“The WHO is only as effective as the nations that make up this body, so cutting funds and issuing threats won’t really work in the long term. Someone will have to get their hands dirty and fix the flaws of the system. Could that someone be India?” Palki Sharma, an anchor of the online media WION which provides deep analysis to global issues, said in a video.
From May 22, India will be taking the leadership role of the executive board chairperson. The executive board is a WHO wing that is responsible for implementing policies. The government in India will be the successor of Japan, who, by May 22, will have completed its one-year term.
“This means that Dr. Tedros will have to get the chairperson, India, onboard for all important decisions…[WION] offer five things the Indian government can and must do to fix the broken system of the body… a good place to start is to ask questions,” Palki Sharm added.

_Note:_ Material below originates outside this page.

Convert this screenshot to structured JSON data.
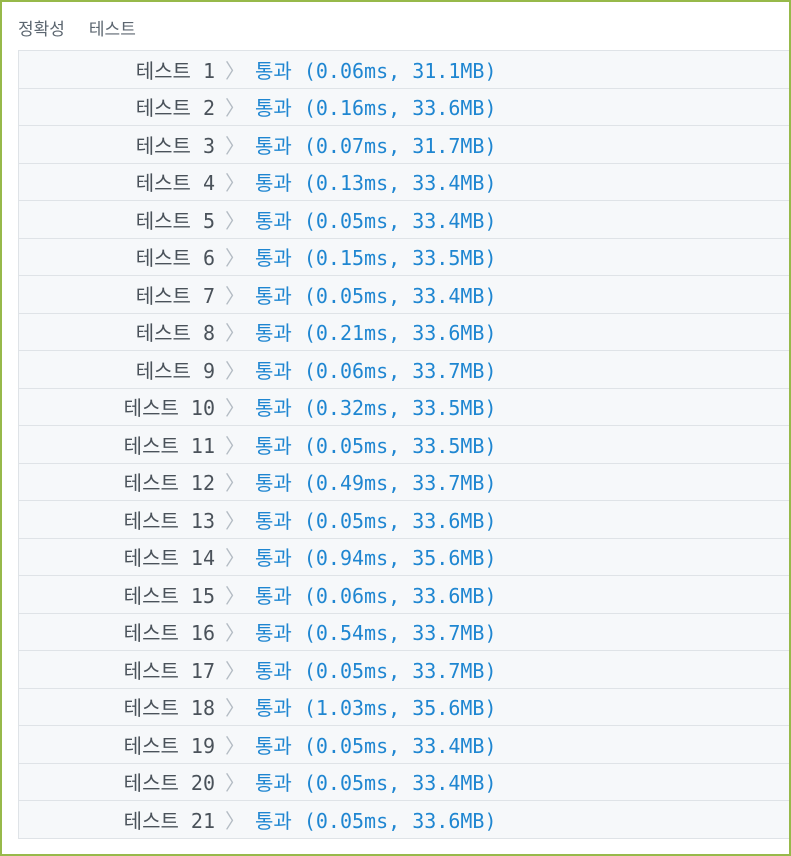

To ensure the WHO is working properly, India, as the new executive board chairperson, will need to hold Dr. Tedros accountable by questioning the missteps of the agency. Questions regarding the reason behind the delay in announcing a pandemic only after the virus has spread to more than 85 countries and Dr. Tedros’ relationship with Chinese officials require immediate answers.
The online media also added that members of the WHO need to take responsibility for handling the situation.
“India must also insist on financial independence. How much does money talk in this body?”
The WHO’s budget consists of assessed and voluntary contributions. The media believes the body should disclose private donations that could influence the body’s decisions.
“Which private sources are sending money to the WHO? Are they from China? If yes, how much influence do they reel? The world must know,” Palki Sharm demanded.
Since WHO was founded, it has always required assessed contributions from members and voluntary budgetary contributions to meet the organisation’s mandate. But recently, the organisation seems to become increasingly more dependant on voluntary funds to see to the deficits of its budget. While assessed contributions from countries have only increased by 3% since 2014, voluntary funds have increased by 18%. The increasing dependence on these funds renders the agency susceptible to political influences.
Then, the media urges that the Indian government push for Taiwan’s inclusion in the organisation.
“Taiwan must be allowed to share its expertise on the pandemic for the simple reason that its response has been the best,” said the anchor.
On December 31, 2019, when the situation in Wuhan began to alarm Taiwanese officials, the country warned WHO of the COVID-19’s potential for human-to-human transmission, yet the warning was ignored.
Taiwan’s response to COVID-19 has been swift and decisive from the start. It was vigorous with screening, testing, contact tracing, and enforcing quarantines which allowed the country to contain the virus. Its success should not be ignored and cooperation from all countries is key.
“We hope through the test of this epidemic, the WHO can recognise clearly that epidemics do not have national borders, no one place should be left out because any place that is left out could become a loophole… any place’s strength shouldn’t be neglected so that it can make contributions to the world,” said Taiwan’s health minister Chen Shih-chung at a recent press conference.
“Lastly, [the new chairperson should] conduct an international probe on the outbreak,” Palki Sharm added.
China says it is ready for an international probe with close cooperation with the WHO. Yet, the media questions the integrity of the head of the WHO to stay unbiased when dealing with China. The media urges the new chairperson to investigate thoroughly on the matter and the world must not waste any more time regretting missteps.
“We finally have an opportunity. India must take the lead and WHO member nations must extend their support.”
Founded in 1948, the WHO started with an aim to ensure the health of all people. Yet, the organisation’s recent actions and political influence could suggest that the agency deserves reflection. Only when the organisation has the best interest of the health of everyone at heart can it operate and maintain its initial goal.